By Bryanna Fissori
As a female MMA competitor, there are number of things to take into consideration going into any weight cut. First and foremost is whether or not the weight class is even reasonable given height, bone and muscle structure. As a 5’6” fuller-framed women I already know that I am not getting down to 115lbs. It is a big enough pain to get to 135. I don’t even have a menstrual cycle when I am lower than 145. It just doesn’t happen. At that point my body fat percentage is about 14% or so.
A current controversy with Women’s MMA is the lack of diversity in weight classes. Arm-baring phenom Ronda Rousey holds the UFC Women’s Title in the only female weight class the promotion has signed. The fact that women are now being signed in the UFC is a huge leap for the sport; the downside is that if you are not a bantamweight (135lb) you are still on the outside looking in. Most women in this class are going to range from 5’8”-5’5” tall. The question now is up for trying to manipulate genetics and force themselves into that group? Starweights are going to start pounding the mass builders and featherweights are going to go anorexic.
Featherweight champion Cristiane “Cyborg” Santos (10-1) stands approximately 5’8” on a controversially muscular frame due to a steroid infraction, though she is obviously naturally large in build. Despite her notoriety as a fierce athlete, Santos is also stuck on the outside of the octagon as her physician has deemed it unhealthy and potentially dangerous for her to drop lower than the 145 mark.
The body fat of a healthy, active woman should range generally between 22-17%. This is a significant difference from men who should range between 6-13% for the same athletic performance. Its no big surprise that both genders usually fall under that mark the day of weigh ins.
Some of the dangers of low body fat for both genders are weakening of the immune system and loss bone density. It is also true that when your body continues to burn calories with very low fat to use for energy it will start to convert muscle for fuel instead. It is also a concern that the heart is a muscle and could potentially be affected. None of this takes into consideration the use of fat burning supplements, which are often a part of a fighter’s weight cut. On a side note, the action of severely dehydrating to achieve a weight goal can also have sneaky long-term affects such as kidney stones amongst other things. For females specifically, one of the most obvious concerns with low body fat is the effect on the possibility of child bearing. It takes body fat to conceive.

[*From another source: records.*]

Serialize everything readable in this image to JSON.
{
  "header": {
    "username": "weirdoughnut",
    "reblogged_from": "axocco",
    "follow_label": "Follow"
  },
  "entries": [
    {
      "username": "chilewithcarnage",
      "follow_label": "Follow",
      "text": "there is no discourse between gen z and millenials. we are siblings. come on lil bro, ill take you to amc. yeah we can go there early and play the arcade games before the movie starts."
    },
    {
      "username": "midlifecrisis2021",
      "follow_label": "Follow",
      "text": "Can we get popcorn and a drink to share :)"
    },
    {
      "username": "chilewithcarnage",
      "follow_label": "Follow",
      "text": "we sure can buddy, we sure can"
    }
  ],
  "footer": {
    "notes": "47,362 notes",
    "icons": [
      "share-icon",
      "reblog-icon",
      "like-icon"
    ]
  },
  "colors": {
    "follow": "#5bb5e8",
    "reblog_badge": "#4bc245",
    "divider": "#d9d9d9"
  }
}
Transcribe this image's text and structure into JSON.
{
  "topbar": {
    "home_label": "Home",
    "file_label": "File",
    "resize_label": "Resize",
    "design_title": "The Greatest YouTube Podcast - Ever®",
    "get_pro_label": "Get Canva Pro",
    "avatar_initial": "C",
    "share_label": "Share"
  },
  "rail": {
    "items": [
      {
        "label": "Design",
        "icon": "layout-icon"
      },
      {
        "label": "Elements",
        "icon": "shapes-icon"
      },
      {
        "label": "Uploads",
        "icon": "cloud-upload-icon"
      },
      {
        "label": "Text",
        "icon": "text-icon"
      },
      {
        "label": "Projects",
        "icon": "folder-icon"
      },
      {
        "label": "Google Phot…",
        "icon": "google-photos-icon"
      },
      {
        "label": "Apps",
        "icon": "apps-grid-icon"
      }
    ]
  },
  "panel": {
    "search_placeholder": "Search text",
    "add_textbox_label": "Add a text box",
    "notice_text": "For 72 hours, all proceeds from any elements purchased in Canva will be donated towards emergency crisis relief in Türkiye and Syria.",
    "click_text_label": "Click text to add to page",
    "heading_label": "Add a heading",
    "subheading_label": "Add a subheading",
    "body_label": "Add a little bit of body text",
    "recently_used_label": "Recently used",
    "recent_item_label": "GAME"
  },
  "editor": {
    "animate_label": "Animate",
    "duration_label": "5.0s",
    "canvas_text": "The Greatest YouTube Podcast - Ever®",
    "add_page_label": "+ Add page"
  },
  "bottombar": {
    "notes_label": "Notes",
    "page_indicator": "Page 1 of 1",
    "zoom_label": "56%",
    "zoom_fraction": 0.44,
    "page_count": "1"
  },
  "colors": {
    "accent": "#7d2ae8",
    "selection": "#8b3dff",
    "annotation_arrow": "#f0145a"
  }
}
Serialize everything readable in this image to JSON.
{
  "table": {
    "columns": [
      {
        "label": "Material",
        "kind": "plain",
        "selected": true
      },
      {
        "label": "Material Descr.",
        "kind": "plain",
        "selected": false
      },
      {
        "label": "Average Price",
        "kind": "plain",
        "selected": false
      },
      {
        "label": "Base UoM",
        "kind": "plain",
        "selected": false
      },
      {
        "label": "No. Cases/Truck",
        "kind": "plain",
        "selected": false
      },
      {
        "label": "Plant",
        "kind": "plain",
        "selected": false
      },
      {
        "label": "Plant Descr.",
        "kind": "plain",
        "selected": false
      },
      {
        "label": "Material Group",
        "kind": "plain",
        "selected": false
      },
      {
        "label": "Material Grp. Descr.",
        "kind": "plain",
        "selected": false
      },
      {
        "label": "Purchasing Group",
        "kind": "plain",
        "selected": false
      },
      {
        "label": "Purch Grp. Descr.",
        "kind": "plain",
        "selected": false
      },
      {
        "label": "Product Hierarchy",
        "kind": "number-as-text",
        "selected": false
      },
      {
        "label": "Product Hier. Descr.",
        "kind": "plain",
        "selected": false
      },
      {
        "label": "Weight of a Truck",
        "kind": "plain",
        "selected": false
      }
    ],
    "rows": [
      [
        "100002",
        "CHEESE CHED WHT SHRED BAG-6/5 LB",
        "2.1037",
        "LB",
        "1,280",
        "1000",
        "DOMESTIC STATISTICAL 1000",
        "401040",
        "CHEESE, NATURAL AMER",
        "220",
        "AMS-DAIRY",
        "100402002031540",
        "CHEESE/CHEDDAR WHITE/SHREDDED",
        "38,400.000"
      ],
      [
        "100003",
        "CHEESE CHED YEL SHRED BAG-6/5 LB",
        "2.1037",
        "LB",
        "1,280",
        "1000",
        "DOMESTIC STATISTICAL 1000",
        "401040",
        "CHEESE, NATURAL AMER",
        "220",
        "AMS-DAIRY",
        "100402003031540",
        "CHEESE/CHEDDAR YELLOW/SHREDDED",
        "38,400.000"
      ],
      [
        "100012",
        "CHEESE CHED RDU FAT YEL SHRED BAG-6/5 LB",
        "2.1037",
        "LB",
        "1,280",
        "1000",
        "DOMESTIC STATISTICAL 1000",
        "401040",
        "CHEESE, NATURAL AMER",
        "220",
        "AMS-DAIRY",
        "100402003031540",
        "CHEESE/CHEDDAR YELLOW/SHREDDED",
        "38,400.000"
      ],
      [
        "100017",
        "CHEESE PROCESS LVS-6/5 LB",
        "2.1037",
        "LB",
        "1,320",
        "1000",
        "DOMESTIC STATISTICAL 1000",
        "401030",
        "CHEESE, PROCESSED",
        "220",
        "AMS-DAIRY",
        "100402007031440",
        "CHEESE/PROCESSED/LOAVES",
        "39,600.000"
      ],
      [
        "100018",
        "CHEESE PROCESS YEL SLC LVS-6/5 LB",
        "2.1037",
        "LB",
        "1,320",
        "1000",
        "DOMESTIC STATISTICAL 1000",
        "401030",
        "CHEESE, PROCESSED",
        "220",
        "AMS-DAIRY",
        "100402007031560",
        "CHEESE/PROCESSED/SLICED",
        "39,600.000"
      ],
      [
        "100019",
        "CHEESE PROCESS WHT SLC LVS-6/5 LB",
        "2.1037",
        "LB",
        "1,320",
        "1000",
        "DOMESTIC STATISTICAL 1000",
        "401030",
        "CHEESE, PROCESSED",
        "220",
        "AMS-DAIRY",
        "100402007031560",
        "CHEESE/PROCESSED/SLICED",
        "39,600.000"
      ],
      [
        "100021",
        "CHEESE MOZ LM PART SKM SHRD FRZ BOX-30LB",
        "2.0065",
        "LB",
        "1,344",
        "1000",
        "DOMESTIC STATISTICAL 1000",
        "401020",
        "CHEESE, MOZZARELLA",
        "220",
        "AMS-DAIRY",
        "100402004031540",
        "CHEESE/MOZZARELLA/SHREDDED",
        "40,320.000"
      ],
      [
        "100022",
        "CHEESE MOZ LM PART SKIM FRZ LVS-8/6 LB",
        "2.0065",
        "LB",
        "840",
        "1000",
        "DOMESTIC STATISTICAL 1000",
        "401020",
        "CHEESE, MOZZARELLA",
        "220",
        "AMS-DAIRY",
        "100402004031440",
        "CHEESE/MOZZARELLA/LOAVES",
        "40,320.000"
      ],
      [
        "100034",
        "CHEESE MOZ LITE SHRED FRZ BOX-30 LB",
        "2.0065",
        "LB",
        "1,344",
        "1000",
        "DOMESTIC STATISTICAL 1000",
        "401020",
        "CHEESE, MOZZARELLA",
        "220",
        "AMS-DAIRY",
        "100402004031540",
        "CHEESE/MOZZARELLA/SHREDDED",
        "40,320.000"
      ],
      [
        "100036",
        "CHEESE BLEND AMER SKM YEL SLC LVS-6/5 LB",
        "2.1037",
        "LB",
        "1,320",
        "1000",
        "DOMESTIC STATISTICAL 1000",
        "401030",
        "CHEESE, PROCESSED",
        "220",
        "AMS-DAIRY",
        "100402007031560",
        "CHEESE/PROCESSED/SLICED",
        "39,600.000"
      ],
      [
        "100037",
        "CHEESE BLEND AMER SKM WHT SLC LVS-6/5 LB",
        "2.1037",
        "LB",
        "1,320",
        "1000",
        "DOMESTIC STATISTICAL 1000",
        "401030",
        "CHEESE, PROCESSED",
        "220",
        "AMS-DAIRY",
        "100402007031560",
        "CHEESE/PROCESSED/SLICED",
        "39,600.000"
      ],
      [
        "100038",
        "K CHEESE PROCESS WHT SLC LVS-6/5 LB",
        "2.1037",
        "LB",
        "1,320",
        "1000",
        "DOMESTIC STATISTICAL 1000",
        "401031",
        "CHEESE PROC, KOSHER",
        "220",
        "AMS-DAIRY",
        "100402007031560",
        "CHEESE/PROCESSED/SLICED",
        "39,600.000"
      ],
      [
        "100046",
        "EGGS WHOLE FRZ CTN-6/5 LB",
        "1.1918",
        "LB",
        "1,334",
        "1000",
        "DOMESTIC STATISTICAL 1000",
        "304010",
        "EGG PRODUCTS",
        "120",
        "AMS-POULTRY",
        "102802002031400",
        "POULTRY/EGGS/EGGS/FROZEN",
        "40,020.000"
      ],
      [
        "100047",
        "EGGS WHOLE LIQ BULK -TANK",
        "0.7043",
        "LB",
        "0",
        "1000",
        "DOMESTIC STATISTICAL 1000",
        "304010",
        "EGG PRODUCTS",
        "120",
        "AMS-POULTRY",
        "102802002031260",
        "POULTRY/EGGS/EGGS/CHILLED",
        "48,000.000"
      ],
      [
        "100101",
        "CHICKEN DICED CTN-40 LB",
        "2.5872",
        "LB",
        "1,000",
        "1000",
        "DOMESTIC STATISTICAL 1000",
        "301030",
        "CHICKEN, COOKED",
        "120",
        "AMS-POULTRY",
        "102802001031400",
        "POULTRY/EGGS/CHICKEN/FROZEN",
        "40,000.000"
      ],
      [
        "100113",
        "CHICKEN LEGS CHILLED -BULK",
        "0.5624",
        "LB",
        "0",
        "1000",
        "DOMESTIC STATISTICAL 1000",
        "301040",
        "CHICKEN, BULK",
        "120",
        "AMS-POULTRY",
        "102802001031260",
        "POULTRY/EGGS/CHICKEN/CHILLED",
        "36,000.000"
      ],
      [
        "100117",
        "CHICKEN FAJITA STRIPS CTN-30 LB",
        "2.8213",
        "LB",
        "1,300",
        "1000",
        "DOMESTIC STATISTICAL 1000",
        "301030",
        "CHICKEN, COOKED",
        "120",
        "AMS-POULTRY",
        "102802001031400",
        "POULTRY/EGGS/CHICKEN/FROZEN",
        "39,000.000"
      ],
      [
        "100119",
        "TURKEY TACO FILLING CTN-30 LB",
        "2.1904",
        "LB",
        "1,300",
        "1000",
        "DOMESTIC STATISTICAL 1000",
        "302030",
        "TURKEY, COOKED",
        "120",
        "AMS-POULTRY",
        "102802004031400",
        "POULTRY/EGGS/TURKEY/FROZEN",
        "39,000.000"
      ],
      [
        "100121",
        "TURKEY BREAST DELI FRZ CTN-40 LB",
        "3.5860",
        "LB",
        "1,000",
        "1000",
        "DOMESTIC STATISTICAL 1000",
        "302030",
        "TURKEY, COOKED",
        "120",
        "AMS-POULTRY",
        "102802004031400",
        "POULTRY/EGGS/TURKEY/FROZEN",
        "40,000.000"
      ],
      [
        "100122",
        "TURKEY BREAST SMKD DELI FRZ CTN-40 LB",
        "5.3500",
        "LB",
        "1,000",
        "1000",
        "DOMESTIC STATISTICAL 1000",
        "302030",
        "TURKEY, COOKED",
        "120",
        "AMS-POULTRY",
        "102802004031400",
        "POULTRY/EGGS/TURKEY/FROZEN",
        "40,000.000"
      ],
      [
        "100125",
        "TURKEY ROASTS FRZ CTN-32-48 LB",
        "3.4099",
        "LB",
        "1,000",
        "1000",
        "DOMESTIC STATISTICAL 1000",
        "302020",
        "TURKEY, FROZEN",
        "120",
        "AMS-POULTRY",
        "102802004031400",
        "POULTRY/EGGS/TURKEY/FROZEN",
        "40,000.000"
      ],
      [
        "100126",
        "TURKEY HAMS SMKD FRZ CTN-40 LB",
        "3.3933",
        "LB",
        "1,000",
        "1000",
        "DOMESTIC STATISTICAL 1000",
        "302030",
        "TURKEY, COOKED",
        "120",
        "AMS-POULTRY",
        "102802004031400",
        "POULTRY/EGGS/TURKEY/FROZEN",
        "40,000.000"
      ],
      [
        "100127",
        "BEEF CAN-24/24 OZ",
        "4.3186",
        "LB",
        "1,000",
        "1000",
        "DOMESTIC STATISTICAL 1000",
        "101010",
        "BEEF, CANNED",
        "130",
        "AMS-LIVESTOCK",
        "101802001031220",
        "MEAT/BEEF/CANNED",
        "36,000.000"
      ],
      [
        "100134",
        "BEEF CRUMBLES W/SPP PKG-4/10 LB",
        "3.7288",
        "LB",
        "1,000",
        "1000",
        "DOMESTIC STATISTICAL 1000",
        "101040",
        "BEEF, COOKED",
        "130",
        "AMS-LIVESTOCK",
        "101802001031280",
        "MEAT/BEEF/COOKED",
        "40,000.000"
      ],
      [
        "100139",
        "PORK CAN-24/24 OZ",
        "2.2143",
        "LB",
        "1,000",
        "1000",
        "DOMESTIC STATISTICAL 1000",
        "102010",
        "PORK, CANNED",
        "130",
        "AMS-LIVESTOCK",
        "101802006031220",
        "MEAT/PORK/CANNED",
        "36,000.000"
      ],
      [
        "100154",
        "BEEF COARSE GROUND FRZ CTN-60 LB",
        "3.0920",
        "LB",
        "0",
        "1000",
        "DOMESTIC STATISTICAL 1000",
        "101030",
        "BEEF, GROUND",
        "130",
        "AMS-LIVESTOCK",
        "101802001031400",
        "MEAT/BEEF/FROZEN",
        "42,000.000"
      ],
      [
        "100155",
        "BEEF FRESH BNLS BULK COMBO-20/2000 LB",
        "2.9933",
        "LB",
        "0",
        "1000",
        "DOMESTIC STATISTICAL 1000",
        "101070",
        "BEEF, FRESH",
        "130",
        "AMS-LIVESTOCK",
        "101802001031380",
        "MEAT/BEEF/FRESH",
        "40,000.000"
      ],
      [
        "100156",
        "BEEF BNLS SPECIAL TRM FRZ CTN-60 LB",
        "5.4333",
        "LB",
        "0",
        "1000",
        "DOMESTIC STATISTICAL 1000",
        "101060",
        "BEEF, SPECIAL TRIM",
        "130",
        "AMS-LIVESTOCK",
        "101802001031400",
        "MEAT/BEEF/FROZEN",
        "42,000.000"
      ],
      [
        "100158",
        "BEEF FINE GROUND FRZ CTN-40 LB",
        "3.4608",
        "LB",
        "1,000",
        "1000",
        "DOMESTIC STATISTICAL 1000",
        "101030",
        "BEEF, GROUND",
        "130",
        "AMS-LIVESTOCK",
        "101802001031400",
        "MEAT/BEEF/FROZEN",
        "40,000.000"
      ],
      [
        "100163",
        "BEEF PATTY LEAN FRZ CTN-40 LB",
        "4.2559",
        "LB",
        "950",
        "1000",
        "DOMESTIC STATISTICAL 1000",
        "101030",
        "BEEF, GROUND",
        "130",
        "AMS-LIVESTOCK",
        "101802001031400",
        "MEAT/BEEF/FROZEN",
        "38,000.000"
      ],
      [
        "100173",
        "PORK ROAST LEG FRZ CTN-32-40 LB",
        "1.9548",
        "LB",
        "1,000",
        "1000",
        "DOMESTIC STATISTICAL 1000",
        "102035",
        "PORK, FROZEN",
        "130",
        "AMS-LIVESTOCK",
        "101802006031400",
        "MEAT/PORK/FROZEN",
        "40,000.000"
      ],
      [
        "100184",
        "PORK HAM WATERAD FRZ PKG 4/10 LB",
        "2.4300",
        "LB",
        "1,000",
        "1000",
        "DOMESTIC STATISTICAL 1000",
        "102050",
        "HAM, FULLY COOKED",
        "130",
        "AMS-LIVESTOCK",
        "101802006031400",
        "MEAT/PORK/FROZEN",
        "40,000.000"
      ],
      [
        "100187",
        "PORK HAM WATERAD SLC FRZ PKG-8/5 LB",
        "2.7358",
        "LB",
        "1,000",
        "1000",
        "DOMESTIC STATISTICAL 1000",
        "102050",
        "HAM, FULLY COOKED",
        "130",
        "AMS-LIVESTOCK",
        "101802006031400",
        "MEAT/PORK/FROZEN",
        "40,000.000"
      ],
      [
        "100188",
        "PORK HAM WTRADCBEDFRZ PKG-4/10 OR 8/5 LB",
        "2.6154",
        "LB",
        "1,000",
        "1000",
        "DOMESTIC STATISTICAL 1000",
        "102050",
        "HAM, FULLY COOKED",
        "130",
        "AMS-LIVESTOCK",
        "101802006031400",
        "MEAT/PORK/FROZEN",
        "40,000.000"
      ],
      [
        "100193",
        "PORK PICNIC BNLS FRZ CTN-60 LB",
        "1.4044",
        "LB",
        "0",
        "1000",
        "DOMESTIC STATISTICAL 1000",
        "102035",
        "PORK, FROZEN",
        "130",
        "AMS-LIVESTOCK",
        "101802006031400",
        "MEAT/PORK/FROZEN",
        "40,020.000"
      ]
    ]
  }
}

Santos has stated that she maintains 8% body fat when she is at 145lbs. That is obviously very lean and despite speculation of some that she refuses to drop to 135 in order to avoid the match-up with Rousey, realistically strength and the mental stability of taking off that last 10lbs is a serious factor to any fighter. Rousey herself spent most of her MMA career at featherweight and competed at the 2008 Olympics even heavier.
Though no one seems to be asking why Rousey hasn’t offered to go up a weight class, it is understandable that since she has found her peak at 135 she would be hesitant to go up again. She, like me, is only 5’6” and bantam is a much leaner, but realistic weight. I recently took a fight at featherweight for lack of a bantamweight opponent. Though there was virtually no stress involved in the weight cut, I was still hesitant because I knew it was not my peak performance weight.
Weight cutting is always a challenge. Everyone has moments of weakness and weariness both mentally and physically. I wont argue that it is more difficult for women, but I will say with conviction that for a woman to achieve the body fat percentage of a man is an unrealistic and unhealthy expectation.
That being said, don’t think for even one minute that just because I still may have a little junk in the trunk that I am not going to kick your ass.
What are your thoughts?